On day one of sales training I expected you were told you have two ears and one mouth for a reason – you can sell more by listening. They explained how to ask open, rather than closed questions to get the prospect talking. Then there was the part about solutions rather than products, because our product is more than just a product, it helps the customer achieve something else. All good.

So we go out to visit a customer, and ask all the right questions. But do they give us the right answers, and if not what do we do about it? I was watching one of Keenan’s amusing short videos which brought this to my attention. He was challenging us not to accept open answers to open questions. He is right, it is too easy to do that. For example, we ask our customer “What is your key business objective this year?” (Full marks, a simple open question). The customer replies “Growth”. We write that into our Key Account Plan and go away happy that we know the customer’s key business driver.
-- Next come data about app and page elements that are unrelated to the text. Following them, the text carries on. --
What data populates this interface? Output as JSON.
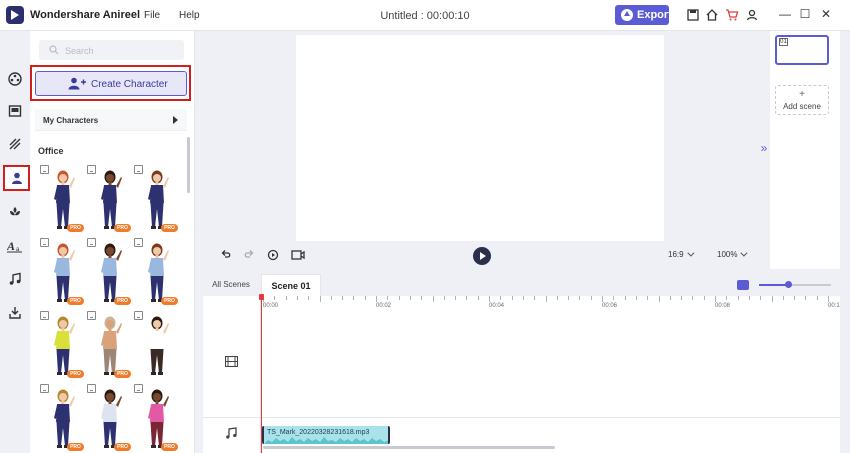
{
  "app": {
    "name": "Wondershare Anireel",
    "menu": [
      "File",
      "Help"
    ],
    "doc_title": "Untitled : 00:00:10",
    "export_label": "Export"
  },
  "panel": {
    "search_placeholder": "Search",
    "create_label": "Create Character",
    "my_characters_label": "My Characters",
    "section_title": "Office",
    "badge": "PRO",
    "characters": [
      {
        "skin": "#f0c9a8",
        "hair": "#c7552d",
        "top": "#2d3170",
        "bottom": "#2d3170",
        "pro": true
      },
      {
        "skin": "#7a4a2f",
        "hair": "#2a1a12",
        "top": "#2d3170",
        "bottom": "#2d3170",
        "pro": true
      },
      {
        "skin": "#f0c9a8",
        "hair": "#7a3a1e",
        "top": "#2d3170",
        "bottom": "#2d3170",
        "pro": true
      },
      {
        "skin": "#f0c9a8",
        "hair": "#c7552d",
        "top": "#9ab8de",
        "bottom": "#2d3170",
        "pro": true
      },
      {
        "skin": "#7a4a2f",
        "hair": "#2a1a12",
        "top": "#9ab8de",
        "bottom": "#2d3170",
        "pro": true
      },
      {
        "skin": "#f0c9a8",
        "hair": "#7a3a1e",
        "top": "#9ab8de",
        "bottom": "#2d3170",
        "pro": true
      },
      {
        "skin": "#f0c9a8",
        "hair": "#b8862d",
        "top": "#d9e03a",
        "bottom": "#2d3170",
        "pro": true
      },
      {
        "skin": "#d9a27b",
        "hair": "#c9b79a",
        "top": "#d9a27b",
        "bottom": "#9b8678",
        "pro": true
      },
      {
        "skin": "#f0c9a8",
        "hair": "#2a1a12",
        "top": "#ffffff",
        "bottom": "#3a2a25",
        "pro": false
      },
      {
        "skin": "#f0c9a8",
        "hair": "#b8862d",
        "top": "#2d3170",
        "bottom": "#2d3170",
        "pro": true
      },
      {
        "skin": "#7a4a2f",
        "hair": "#2a1a12",
        "top": "#dde3ef",
        "bottom": "#2d3170",
        "pro": true
      },
      {
        "skin": "#7a4a2f",
        "hair": "#2a1a12",
        "top": "#e25aa4",
        "bottom": "#7a2636",
        "pro": true
      }
    ]
  },
  "canvas": {
    "ratio": "16:9",
    "zoom": "100%"
  },
  "scenes": {
    "thumb_num": "01",
    "add_label": "Add scene"
  },
  "timeline": {
    "tabs": [
      "All Scenes",
      "Scene 01"
    ],
    "ticks": [
      "00:00",
      "00:02",
      "00:04",
      "00:06",
      "00:08",
      "00:1"
    ],
    "audio_clip": "TS_Mark_20220328231618.mp3"
  },
  "colors": {
    "accent": "#5b5bd6",
    "highlight": "#d11f1f",
    "pro_badge": "#f07b2a"
  }
}
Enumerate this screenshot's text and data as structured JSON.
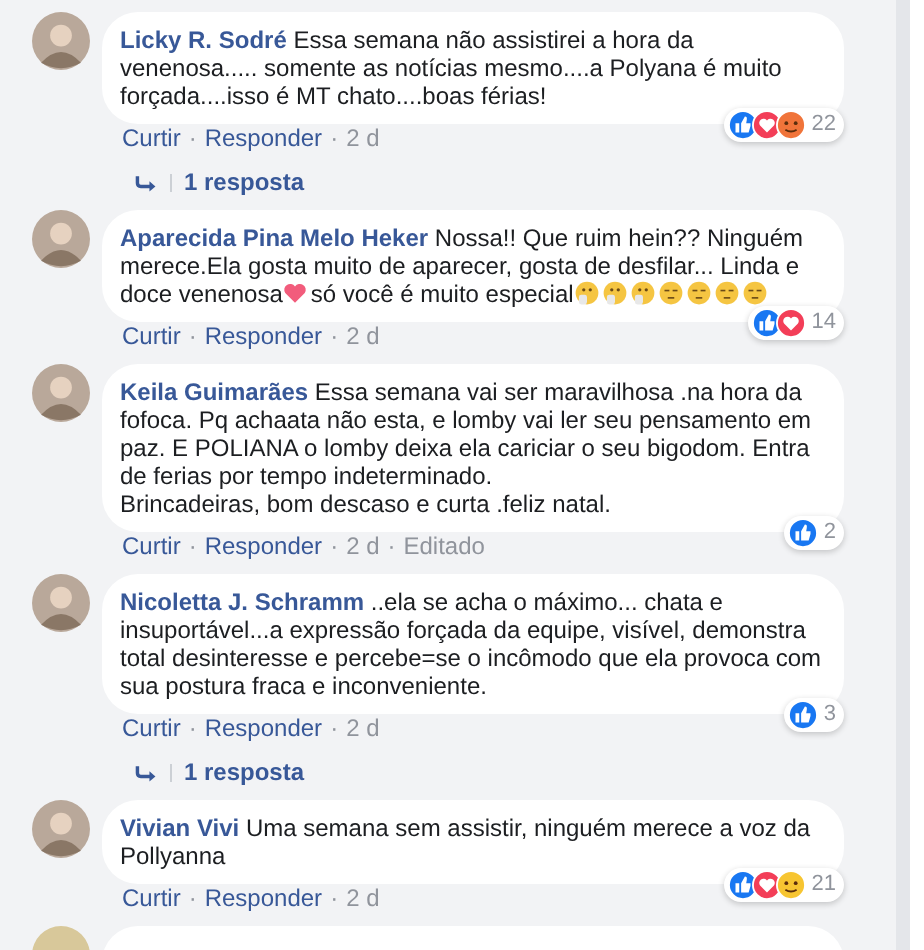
{
  "comments": [
    {
      "kind": "comment",
      "author": "Licky R. Sodré",
      "body": [
        {
          "kind": "text",
          "text": "Essa semana não assistirei a hora da venenosa..... somente as notícias mesmo....a Polyana é muito forçada....isso é MT chato....boas férias!"
        }
      ],
      "meta": [
        {
          "kind": "link",
          "text": "Curtir"
        },
        {
          "kind": "sep",
          "text": "·"
        },
        {
          "kind": "link",
          "text": "Responder"
        },
        {
          "kind": "sep",
          "text": "·"
        },
        {
          "kind": "time",
          "text": "2 d"
        }
      ],
      "reactions": [
        {
          "kind": "like"
        },
        {
          "kind": "love"
        },
        {
          "kind": "angry"
        }
      ],
      "reaction_count": "22",
      "replies": "1 resposta"
    },
    {
      "kind": "comment",
      "author": "Aparecida Pina Melo Heker",
      "body": [
        {
          "kind": "text",
          "text": "Nossa!! Que ruim hein?? Ninguém merece.Ela gosta muito de aparecer, gosta de desfilar... Linda e doce venenosa"
        },
        {
          "kind": "heart"
        },
        {
          "kind": "text",
          "text": "só você é muito especial"
        },
        {
          "kind": "thinking"
        },
        {
          "kind": "thinking"
        },
        {
          "kind": "thinking"
        },
        {
          "kind": "unamused"
        },
        {
          "kind": "unamused"
        },
        {
          "kind": "unamused"
        },
        {
          "kind": "unamused"
        }
      ],
      "meta": [
        {
          "kind": "link",
          "text": "Curtir"
        },
        {
          "kind": "sep",
          "text": "·"
        },
        {
          "kind": "link",
          "text": "Responder"
        },
        {
          "kind": "sep",
          "text": "·"
        },
        {
          "kind": "time",
          "text": "2 d"
        }
      ],
      "reactions": [
        {
          "kind": "like"
        },
        {
          "kind": "love"
        }
      ],
      "reaction_count": "14"
    },
    {
      "kind": "comment",
      "author": "Keila Guimarães",
      "body": [
        {
          "kind": "text",
          "text": "Essa semana vai ser maravilhosa .na hora da fofoca. Pq achaata não esta, e lomby vai ler seu pensamento em paz. E POLIANA o lomby deixa ela cariciar o seu bigodom. Entra de ferias por tempo indeterminado.\nBrincadeiras, bom descaso e curta .feliz natal."
        }
      ],
      "meta": [
        {
          "kind": "link",
          "text": "Curtir"
        },
        {
          "kind": "sep",
          "text": "·"
        },
        {
          "kind": "link",
          "text": "Responder"
        },
        {
          "kind": "sep",
          "text": "·"
        },
        {
          "kind": "time",
          "text": "2 d"
        },
        {
          "kind": "sep",
          "text": "·"
        },
        {
          "kind": "time",
          "text": "Editado"
        }
      ],
      "reactions": [
        {
          "kind": "like"
        }
      ],
      "reaction_count": "2"
    },
    {
      "kind": "comment",
      "author": "Nicoletta J. Schramm",
      "body": [
        {
          "kind": "text",
          "text": "..ela se acha o máximo... chata e insuportável...a expressão forçada da equipe, visível, demonstra total desinteresse e percebe=se o incômodo que ela provoca com sua postura fraca e inconveniente."
        }
      ],
      "meta": [
        {
          "kind": "link",
          "text": "Curtir"
        },
        {
          "kind": "sep",
          "text": "·"
        },
        {
          "kind": "link",
          "text": "Responder"
        },
        {
          "kind": "sep",
          "text": "·"
        },
        {
          "kind": "time",
          "text": "2 d"
        }
      ],
      "reactions": [
        {
          "kind": "like"
        }
      ],
      "reaction_count": "3",
      "replies": "1 resposta"
    },
    {
      "kind": "comment",
      "author": "Vivian Vivi",
      "body": [
        {
          "kind": "text",
          "text": "Uma semana sem assistir, ninguém merece a voz da Pollyanna"
        }
      ],
      "meta": [
        {
          "kind": "link",
          "text": "Curtir"
        },
        {
          "kind": "sep",
          "text": "·"
        },
        {
          "kind": "link",
          "text": "Responder"
        },
        {
          "kind": "sep",
          "text": "·"
        },
        {
          "kind": "time",
          "text": "2 d"
        }
      ],
      "reactions": [
        {
          "kind": "like"
        },
        {
          "kind": "love"
        },
        {
          "kind": "haha"
        }
      ],
      "reaction_count": "21"
    },
    {
      "kind": "cut"
    }
  ]
}
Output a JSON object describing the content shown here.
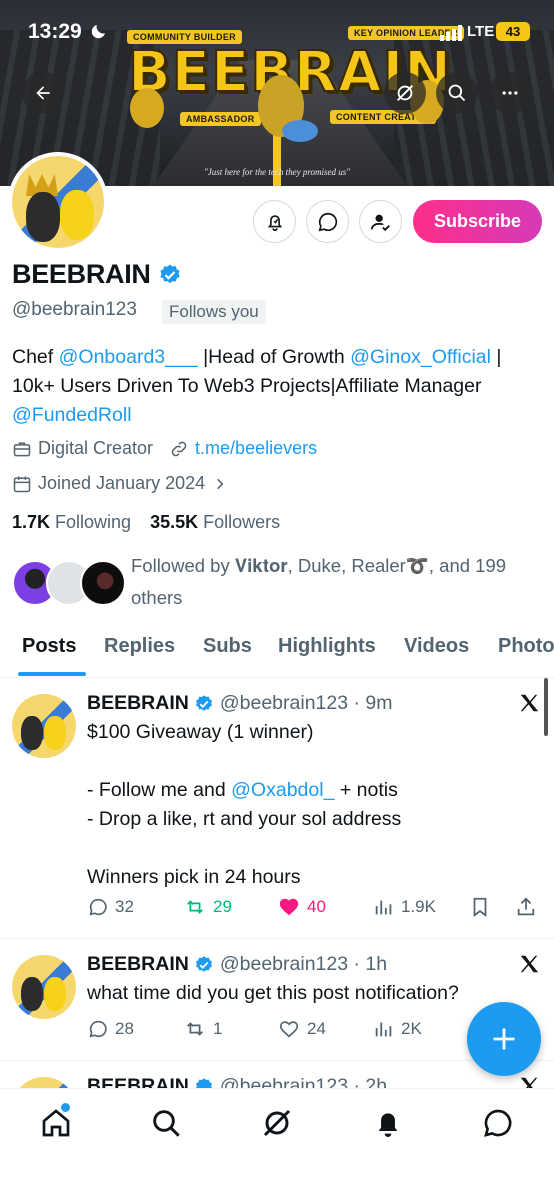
{
  "status_bar": {
    "time": "13:29",
    "network": "LTE",
    "battery": "43"
  },
  "banner": {
    "title": "BEEBRAIN",
    "tag_community": "COMMUNITY BUILDER",
    "tag_kol": "KEY OPINION LEADER",
    "tag_ambassador": "AMBASSADOR",
    "tag_content": "CONTENT CREATOR",
    "quote": "\"Just here for the tech they promised us\""
  },
  "profile": {
    "name": "BEEBRAIN",
    "handle": "@beebrain123",
    "follows_you": "Follows you",
    "subscribe_label": "Subscribe",
    "bio": {
      "t1": "Chef ",
      "m1": "@Onboard3___",
      "t2": " |Head of Growth ",
      "m2": "@Ginox_Official",
      "t3": " | 10k+ Users Driven To Web3 Projects|Affiliate Manager ",
      "m3": "@FundedRoll"
    },
    "category": "Digital Creator",
    "website": "t.me/beelievers",
    "joined": "Joined January 2024",
    "following_count": "1.7K",
    "following_label": " Following",
    "followers_count": "35.5K",
    "followers_label": " Followers",
    "followed_by": "Followed by ",
    "followed_by_names": "𝐕𝐢𝐤𝐭𝐨𝐫, Duke, Realer➰",
    "followed_by_rest": ", and 199 others"
  },
  "tabs": [
    "Posts",
    "Replies",
    "Subs",
    "Highlights",
    "Videos",
    "Photos"
  ],
  "posts": [
    {
      "name": "BEEBRAIN",
      "handle_time": "@beebrain123 · 9m",
      "text_a": "$100 Giveaway (1 winner)\n\n- Follow me and ",
      "mention": "@Oxabdol_",
      "text_b": " + notis\n- Drop a like, rt and your sol address\n\nWinners pick in 24 hours",
      "replies": "32",
      "reposts": "29",
      "likes": "40",
      "views": "1.9K"
    },
    {
      "name": "BEEBRAIN",
      "handle_time": "@beebrain123 · 1h",
      "text": "what time did you get this post notification?",
      "replies": "28",
      "reposts": "1",
      "likes": "24",
      "views": "2K"
    },
    {
      "name": "BEEBRAIN",
      "handle_time": "@beebrain123 · 2h"
    }
  ],
  "colors": {
    "accent": "#1d9bf0",
    "repost_active": "#00ba7c",
    "like_active": "#f91880",
    "subscribe_start": "#ff2e8a",
    "subscribe_end": "#d63ab8"
  },
  "icons": [
    "back-arrow-icon",
    "grok-icon",
    "search-icon",
    "more-icon",
    "notification-bell-icon",
    "message-icon",
    "follow-user-icon",
    "verified-badge-icon",
    "briefcase-icon",
    "link-icon",
    "calendar-icon",
    "chevron-right-icon",
    "reply-icon",
    "repost-icon",
    "like-icon",
    "views-icon",
    "bookmark-icon",
    "share-icon",
    "x-logo-icon",
    "compose-plus-icon",
    "home-icon",
    "explore-icon",
    "notifications-icon",
    "messages-icon"
  ]
}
Keenan says (or shouts) “NO”. You have just accepted an Open Answer! It is vague, unspecific and un-measurable. If that happens, start the Probing Questions. Ask what they mean by growth, by how much and when. How will they achieve it and what are the rewards? If you had attended one of my Communication Workshops you would be a master at questioning techniques, and this is why these are so important.

We can add something else from our business management toolkit which will be very useful here. In planning, we use SMART objectives (Specific, Measurable, Achievable, Realistic and Time-based). In sales conversations we need to look for SMART answers to our open questions. We can continue the conversation until we have more tangible facts that we can use to help us build a very compelling value proposition for the customer. Instead of just writing “Growth” in the Account Development Plan, we can now see that they are intending to put another £2million (Measurable) on the revenue line (Specific) within one year (Time-based), by extending their product line into an emerging technology within their existing market (Realistic), where they believe they have the lead already (Achievable). All boxes ticked, and if we can help them achieve the £2million growth then suddenly we have a whole different conversation to have instead of protecting our product price compared to the competition.

Thank you Keenan for that great tip!

You can find Keenan on LinkedIn.

Neville Merritt